Tencent Music has dropped over $415 million to acquire Lazy Audio, “a comprehensive audio platform providing entertainment in the forms of audiobooks, Chinese comedy, podcasts and other radio shows.”
Shenzhen-headquartered Tencent Music, which owns the QQ Music, Kugou Music, and Kuwo Music streaming services, as well as the WeSing karaoke app, unveiled the multimillion-dollar buyout this morning. Tencent Music will pay 2.7 billion Chinese Yuan ($416.16 million currently – though exchange-rate fluctuations continue to move the precise price) for the nine-year-old Lazy Audio.
The $415 million tranche consists “primarily” of cash, the company indicated, but the Tencent subsidiary will also provide Lazy Audio management with “certain post-acquisition equity-settled awards.” Additionally, Lazy Audio will operate independently “while being an essential component of TME’s overall long-form audio strategy.” The involved parties expect the deal to officially wrap sometime in 2021’s first half, “subject to customary closing conditions.”
Lazy Audio “monetizes via different channels,” according to TME, including through premium content, subscriptions, and advertising, and boasts “strong user interactions and engagement.” In terms of the latter, it bears mentioning that Tencent Music livestream concerts, promoted as TME Live, had generated north of 100 million views as of last August, per the company.

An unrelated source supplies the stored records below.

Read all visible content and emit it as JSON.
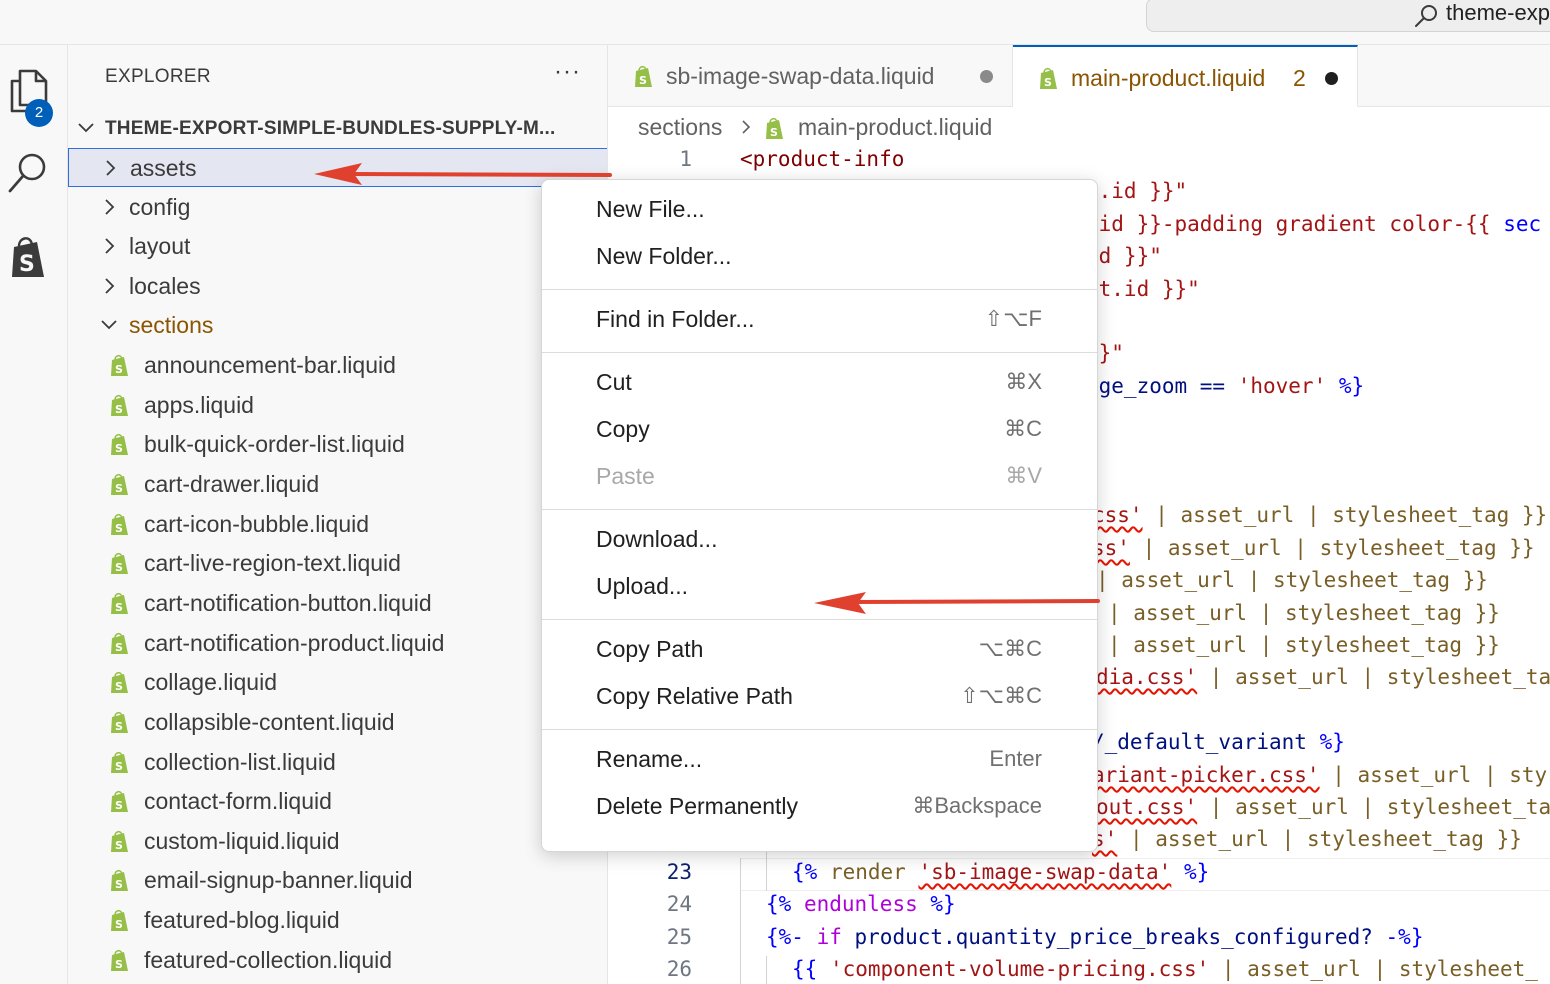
{
  "title_bar": {
    "search_label": "theme-exp"
  },
  "activity_bar": {
    "explorer_badge": "2"
  },
  "explorer": {
    "title": "EXPLORER",
    "more": "···",
    "root": "THEME-EXPORT-SIMPLE-BUNDLES-SUPPLY-M...",
    "folders": [
      {
        "label": "assets",
        "state": "collapsed",
        "selected": true
      },
      {
        "label": "config",
        "state": "collapsed"
      },
      {
        "label": "layout",
        "state": "collapsed"
      },
      {
        "label": "locales",
        "state": "collapsed"
      },
      {
        "label": "sections",
        "state": "expanded"
      }
    ],
    "files": [
      "announcement-bar.liquid",
      "apps.liquid",
      "bulk-quick-order-list.liquid",
      "cart-drawer.liquid",
      "cart-icon-bubble.liquid",
      "cart-live-region-text.liquid",
      "cart-notification-button.liquid",
      "cart-notification-product.liquid",
      "collage.liquid",
      "collapsible-content.liquid",
      "collection-list.liquid",
      "contact-form.liquid",
      "custom-liquid.liquid",
      "email-signup-banner.liquid",
      "featured-blog.liquid",
      "featured-collection.liquid"
    ]
  },
  "editor": {
    "tabs": [
      {
        "label": "sb-image-swap-data.liquid",
        "modified": true
      },
      {
        "label": "main-product.liquid",
        "problems": "2",
        "modified": true,
        "active": true
      }
    ],
    "breadcrumb": {
      "folder": "sections",
      "file": "main-product.liquid"
    },
    "line_numbers": {
      "first": "1",
      "l23": "23",
      "l24": "24",
      "l25": "25",
      "l26": "26"
    },
    "code_fragments": {
      "l1": "<product-info",
      "f2": "n.id }}\"",
      "f3a": ".id }}-padding gradient color-{{ ",
      "f3b": "sec",
      "f4": "id }}\"",
      "f5": "ct.id }}\"",
      "f7": "}}\"",
      "f8a": "age_zoom == ",
      "f8b": "'hover'",
      "f8c": " %}",
      "f12a": "css'",
      "f12b": " | asset_url | stylesheet_tag }}",
      "f13a": "ss'",
      "f13b": " | asset_url | stylesheet_tag }}",
      "f14": "| asset_url | stylesheet_tag }}",
      "f15": "| asset_url | stylesheet_tag }}",
      "f16": "| asset_url | stylesheet_tag }}",
      "f17a": "dia.css'",
      "f17b": " | asset_url | stylesheet_ta",
      "f19a": "/_default_variant",
      "f19b": " %}",
      "f20a": "ariant-picker.css'",
      "f20b": " | asset_url | sty",
      "f21a": "out.css'",
      "f21b": " | asset_url | stylesheet_ta",
      "f22a": "s'",
      "f22b": " | asset_url | stylesheet_tag }}",
      "l23a": "{%",
      "l23b": " render ",
      "l23c": "'sb-image-swap-data'",
      "l23d": " %}",
      "l24a": "{%",
      "l24b": " endunless ",
      "l24c": "%}",
      "l25a": "{%-",
      "l25b": " if ",
      "l25c": "product.quantity_price_breaks_configured?",
      "l25d": " -%}",
      "l26a": "{{",
      "l26b": " 'component-volume-pricing.css'",
      "l26c": " | asset_url | stylesheet_"
    }
  },
  "context_menu": {
    "groups": [
      [
        {
          "label": "New File...",
          "shortcut": ""
        },
        {
          "label": "New Folder...",
          "shortcut": ""
        }
      ],
      [
        {
          "label": "Find in Folder...",
          "shortcut": "⇧⌥F"
        }
      ],
      [
        {
          "label": "Cut",
          "shortcut": "⌘X"
        },
        {
          "label": "Copy",
          "shortcut": "⌘C"
        },
        {
          "label": "Paste",
          "shortcut": "⌘V",
          "disabled": true
        }
      ],
      [
        {
          "label": "Download...",
          "shortcut": ""
        },
        {
          "label": "Upload...",
          "shortcut": ""
        }
      ],
      [
        {
          "label": "Copy Path",
          "shortcut": "⌥⌘C"
        },
        {
          "label": "Copy Relative Path",
          "shortcut": "⇧⌥⌘C"
        }
      ],
      [
        {
          "label": "Rename...",
          "shortcut": "Enter"
        },
        {
          "label": "Delete Permanently",
          "shortcut": "⌘Backspace"
        }
      ]
    ]
  },
  "colors": {
    "accent": "#005fb8",
    "modified_folder": "#895503",
    "shopify_green": "#95bf47",
    "annotation_arrow": "#e0412e"
  }
}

These roughly hour-long events, TME noted, emphasize interaction between audience members and artists.
Addressing the purchase, Tencent Music CEO Cussion Pang indicated that Lazy Audio will deliver an extensive library of non-music audio entertainment to Tencent Music apps – as well as the tools needed to ramp-up internal audiobook production.
“As a leading provider of audio entertainment, Lazy Audio can be seamlessly integrated into our existing long-form audio strategy…Lazy Audio’s catalog is set to expand our audio content library, and its recording capacity will significantly boost our production of audiobooks,” said Pang.
It recently came to light that Tencent Music, traded as TME in the United States, could be exploring the possibility of a multibillion-dollar IPO in Hong Kong due to concerns of a potential stateside delisting. In 2020, TME continued to ink a number of high-profile deals and revealed in November that the third quarter had brought the largest subscriber growth of any three-month stretch since 2016.
More broadly, the controversial conglomerate Tencent – about 31 percent of which belongs to South African internet company Naspers – has quietly secured a 20 percent stake in Universal Music Group (UMG), a roughly 1.6 percent interest in Warner Music Group (WMG), and an over nine percent piece of Spotify.
At the time of publishing, Tencent Music shares were trading for $22.25 apiece – a 2.5 percent or so boost from yesterday’s close, and near the all-time-high of $22.48 that TME touched shortly after the market opened this morning.